VANCOUVER — Mediocre is not a word often associated with Auston Matthews, and so when Kasperi Kapanen used it to describe the recent quality of the line he shares with Matthews and Andreas Johnsson, it stood out like a blown third-period lead by the Toronto Maple Leafs.
The towering centre agrees, too. There’ve been signs of life, such as the strong possession game and five scoring chances generated against the Canucks this week, but as they set off for Edmonton, it felt as though they were in search of something.
“I think we can be a lot better,” said Matthews. “Our strength is our speed. When we take care of the puck and we just get it in their zone, I mean we’re fast. Pretty agile, can make plays, move around in the offensive zone.
“I think a good goal for us is just to spend more time in the O-zone, hang on to pucks and [start] creating chances below the dots.”
Matthews identified that as the area where the game is played during the stretch drive and into the playoffs. He’s already felt the space in the neutral zone tighten and seen opponents collapse around their goaltenders.
Ingenuity might be his greatest asset — the special ingredient that makes him something more than a big centre with a deadly shot — and the task before him now is to find a way to break through, to be unpredictable, to find new ways to generate goals.
Before Matthews went up against Connor McDavid and the Oilers last week, he spoke of working towards the best version of himself: “Obviously there’s guys that are in the league like Connor, like Sid, that are kind of on their own level. I think guys look at that and they want to be on their level, obviously. But for myself, I measure myself to my own standard and I just want to be the best player I can be.”
He’s taken steps in his third NHL season, but can’t escape the echo of the left shoulder injury that cost him 14 games and virtually all of November. He’d scored 10 goals through 11 games when he took that jarring hit from Winnipeg’s Jacob Trouba. He’s added another 20 in the 42 games since returning to the lineup, a hair below his typical otherworldly pace.
“The injury sets you back a bit,” Matthews said after practice at Rogers Arena. “Probably about a month or two after, I felt like I got my legs back.”
That was roughly a month ago. It’s been a journey.
“It takes time, it’s hard. You can do so much stuff in the gym, but until you really get back in the game it’s really tough to get into game shape without playing games and practising every day and being in that setting, the pace,” said Matthews.
The season is in full gallup now and the Leafs are due to get stronger with Nazem Kadri ready to rejoin the lineup for Saturday’s game.
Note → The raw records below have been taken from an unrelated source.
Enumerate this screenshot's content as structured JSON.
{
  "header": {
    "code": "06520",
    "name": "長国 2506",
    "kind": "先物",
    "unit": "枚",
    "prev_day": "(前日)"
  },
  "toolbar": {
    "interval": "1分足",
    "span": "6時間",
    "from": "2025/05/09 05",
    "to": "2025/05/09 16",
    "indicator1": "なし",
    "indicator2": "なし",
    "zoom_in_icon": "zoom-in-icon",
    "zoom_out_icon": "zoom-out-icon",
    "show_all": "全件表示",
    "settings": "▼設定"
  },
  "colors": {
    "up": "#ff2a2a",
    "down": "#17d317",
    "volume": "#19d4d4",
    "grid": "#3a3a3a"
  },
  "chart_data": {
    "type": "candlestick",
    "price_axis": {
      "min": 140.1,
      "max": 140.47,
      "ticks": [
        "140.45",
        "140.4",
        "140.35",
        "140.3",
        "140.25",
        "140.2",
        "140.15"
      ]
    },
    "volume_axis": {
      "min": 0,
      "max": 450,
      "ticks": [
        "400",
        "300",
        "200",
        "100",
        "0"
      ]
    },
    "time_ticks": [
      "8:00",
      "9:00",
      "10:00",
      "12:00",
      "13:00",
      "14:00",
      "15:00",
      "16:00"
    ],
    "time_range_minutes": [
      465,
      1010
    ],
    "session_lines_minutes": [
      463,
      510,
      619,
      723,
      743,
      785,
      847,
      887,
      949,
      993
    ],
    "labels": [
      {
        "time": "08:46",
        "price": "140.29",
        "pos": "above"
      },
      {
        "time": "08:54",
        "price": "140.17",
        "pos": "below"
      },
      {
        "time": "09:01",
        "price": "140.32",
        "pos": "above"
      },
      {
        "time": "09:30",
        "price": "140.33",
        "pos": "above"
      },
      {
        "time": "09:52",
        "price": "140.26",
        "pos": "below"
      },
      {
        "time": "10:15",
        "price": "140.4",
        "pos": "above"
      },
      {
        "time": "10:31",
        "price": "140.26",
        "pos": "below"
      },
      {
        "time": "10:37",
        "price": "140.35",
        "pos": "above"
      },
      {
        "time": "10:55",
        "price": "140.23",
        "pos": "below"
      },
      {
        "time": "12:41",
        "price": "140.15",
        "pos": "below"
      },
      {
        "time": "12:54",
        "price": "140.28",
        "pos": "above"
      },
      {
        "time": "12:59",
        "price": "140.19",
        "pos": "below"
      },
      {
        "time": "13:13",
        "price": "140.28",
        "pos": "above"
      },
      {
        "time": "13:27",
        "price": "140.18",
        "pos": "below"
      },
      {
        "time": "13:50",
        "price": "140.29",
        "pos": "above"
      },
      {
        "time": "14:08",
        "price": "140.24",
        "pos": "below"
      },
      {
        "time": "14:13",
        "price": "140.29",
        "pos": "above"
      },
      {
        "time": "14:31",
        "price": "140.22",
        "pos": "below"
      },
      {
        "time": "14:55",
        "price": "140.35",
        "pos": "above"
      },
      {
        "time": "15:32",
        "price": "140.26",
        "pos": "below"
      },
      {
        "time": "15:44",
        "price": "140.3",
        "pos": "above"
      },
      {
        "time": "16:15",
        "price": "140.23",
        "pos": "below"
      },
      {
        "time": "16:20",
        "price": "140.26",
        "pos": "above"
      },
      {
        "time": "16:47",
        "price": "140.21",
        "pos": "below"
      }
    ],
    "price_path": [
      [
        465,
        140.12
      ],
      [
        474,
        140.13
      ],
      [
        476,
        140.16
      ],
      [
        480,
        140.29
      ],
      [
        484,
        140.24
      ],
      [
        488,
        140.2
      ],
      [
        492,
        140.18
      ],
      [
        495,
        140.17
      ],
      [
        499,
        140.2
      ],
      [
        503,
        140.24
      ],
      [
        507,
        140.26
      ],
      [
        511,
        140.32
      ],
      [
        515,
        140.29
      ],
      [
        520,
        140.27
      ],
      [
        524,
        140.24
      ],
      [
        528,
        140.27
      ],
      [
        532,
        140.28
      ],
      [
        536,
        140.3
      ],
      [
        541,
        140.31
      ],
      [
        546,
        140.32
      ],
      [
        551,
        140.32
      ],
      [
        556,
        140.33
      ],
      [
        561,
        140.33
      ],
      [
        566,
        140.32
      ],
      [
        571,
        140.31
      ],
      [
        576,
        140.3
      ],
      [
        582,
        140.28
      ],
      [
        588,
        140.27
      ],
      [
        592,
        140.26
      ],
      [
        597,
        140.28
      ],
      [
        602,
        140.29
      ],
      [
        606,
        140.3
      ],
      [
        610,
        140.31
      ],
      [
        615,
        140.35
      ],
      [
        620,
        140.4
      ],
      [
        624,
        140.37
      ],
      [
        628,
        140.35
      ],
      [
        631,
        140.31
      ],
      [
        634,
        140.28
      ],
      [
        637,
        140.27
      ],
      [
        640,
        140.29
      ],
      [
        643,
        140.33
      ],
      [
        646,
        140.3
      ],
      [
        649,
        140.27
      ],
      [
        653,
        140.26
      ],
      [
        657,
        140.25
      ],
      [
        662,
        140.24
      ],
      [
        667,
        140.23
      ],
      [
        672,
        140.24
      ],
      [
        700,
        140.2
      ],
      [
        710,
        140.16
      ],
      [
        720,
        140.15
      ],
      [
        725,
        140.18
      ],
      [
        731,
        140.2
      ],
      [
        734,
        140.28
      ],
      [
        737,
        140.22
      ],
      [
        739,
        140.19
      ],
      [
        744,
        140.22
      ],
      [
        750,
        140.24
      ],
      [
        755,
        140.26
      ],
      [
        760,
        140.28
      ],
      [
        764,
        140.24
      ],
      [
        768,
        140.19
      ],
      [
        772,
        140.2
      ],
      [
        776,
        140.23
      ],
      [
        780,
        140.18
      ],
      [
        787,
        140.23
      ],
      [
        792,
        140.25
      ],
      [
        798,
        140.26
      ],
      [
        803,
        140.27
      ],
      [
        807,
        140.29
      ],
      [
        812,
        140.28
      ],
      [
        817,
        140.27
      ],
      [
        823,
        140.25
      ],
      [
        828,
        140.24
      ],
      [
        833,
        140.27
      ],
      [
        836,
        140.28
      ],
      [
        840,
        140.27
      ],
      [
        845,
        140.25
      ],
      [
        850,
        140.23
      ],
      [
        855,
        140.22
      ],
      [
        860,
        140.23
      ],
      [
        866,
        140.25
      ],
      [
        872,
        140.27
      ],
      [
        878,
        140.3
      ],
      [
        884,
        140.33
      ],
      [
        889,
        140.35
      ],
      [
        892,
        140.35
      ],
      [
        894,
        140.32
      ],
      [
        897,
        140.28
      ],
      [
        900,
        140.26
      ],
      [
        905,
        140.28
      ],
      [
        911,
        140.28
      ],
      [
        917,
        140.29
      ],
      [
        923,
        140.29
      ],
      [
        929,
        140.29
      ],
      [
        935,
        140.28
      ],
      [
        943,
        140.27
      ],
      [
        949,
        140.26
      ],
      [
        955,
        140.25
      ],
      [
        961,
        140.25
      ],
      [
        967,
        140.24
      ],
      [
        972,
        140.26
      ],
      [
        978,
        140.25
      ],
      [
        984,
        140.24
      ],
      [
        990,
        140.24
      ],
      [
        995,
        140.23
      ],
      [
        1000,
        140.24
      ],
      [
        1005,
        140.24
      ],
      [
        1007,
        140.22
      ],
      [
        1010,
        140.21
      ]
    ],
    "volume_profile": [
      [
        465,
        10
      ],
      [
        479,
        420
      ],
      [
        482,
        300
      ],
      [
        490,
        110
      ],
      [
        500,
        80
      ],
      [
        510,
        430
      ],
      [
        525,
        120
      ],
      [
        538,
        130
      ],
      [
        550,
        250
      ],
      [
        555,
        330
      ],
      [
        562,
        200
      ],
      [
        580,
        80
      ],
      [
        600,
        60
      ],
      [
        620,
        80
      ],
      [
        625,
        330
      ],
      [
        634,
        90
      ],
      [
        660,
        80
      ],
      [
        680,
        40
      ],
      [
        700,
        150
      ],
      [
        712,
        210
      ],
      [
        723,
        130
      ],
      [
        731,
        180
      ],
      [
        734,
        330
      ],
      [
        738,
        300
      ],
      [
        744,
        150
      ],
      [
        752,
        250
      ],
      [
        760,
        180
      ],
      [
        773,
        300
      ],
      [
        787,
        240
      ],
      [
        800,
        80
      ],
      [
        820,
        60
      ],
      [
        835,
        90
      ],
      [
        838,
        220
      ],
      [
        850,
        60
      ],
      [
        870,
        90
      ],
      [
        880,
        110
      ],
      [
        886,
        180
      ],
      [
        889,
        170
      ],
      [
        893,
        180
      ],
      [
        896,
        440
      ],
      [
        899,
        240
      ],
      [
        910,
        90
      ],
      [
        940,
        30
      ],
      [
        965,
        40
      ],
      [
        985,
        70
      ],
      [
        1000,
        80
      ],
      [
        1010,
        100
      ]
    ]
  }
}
He sat out the last eight while recovering from a concussion and head coach Mike Babcock hopes that layoff will provide a silver lining for his third-line centre — a little extra rest before the playoff grind sets in.
On the Johnsson-Matthews-Kapanen trio, Babcock was encouraged by how they played in a 3-2 loss to Vancouver on Wednesday. That game saw Kapanen use his speed to chase down pucks and disrupt defenders, while the only thing that kept Matthews from cashing on a couple Grade-A opportunities was sharp positioning from Canucks goalie Jacob Markstrom.
“I thought they were pretty good last game, to be honest with ya,” said Babcock. “I didn’t like ‘em as much in Calgary [on Monday], but they’ve done a pretty good job. The biggest thing is taking care of the puck. Auston’s a big man, he can roll around, and Johnny has that skill-set and so does Kappy.
“You’re playing in one zone or the other, pretty much. If you don’t have it, they have it, and that means you’re playing defence. It’s way more fun playing in the offensive zone.”
Hence why the trio has spent time reviewing video during this road trip. They’ve been held without a goal since the 6-2 victory over Edmonton on Feb. 27 — a night where Johnsson scored one at even strength and another on the power play — and are looking for ways to curb the trend.
“Once we’re going, it doesn’t matter what team we’re playing against. I think we can play against anybody,” Kapanen said this week. “It’s just us not being 100 per cent, but thank God we still have games left before playoffs.”
For Matthews, it boils down to a simple formula. A set of steps that should lead to more scoring chances and sustained shifts at the proper end of the ice.
“Making sure we get pucks through, guys to the net, have good structure, use some creativity and not just do the same stuff over and over again,” he said.
Heading to Edmonton, the Matthews line is looking for a breakthrough. Something fresh, with a chance to produce the old results.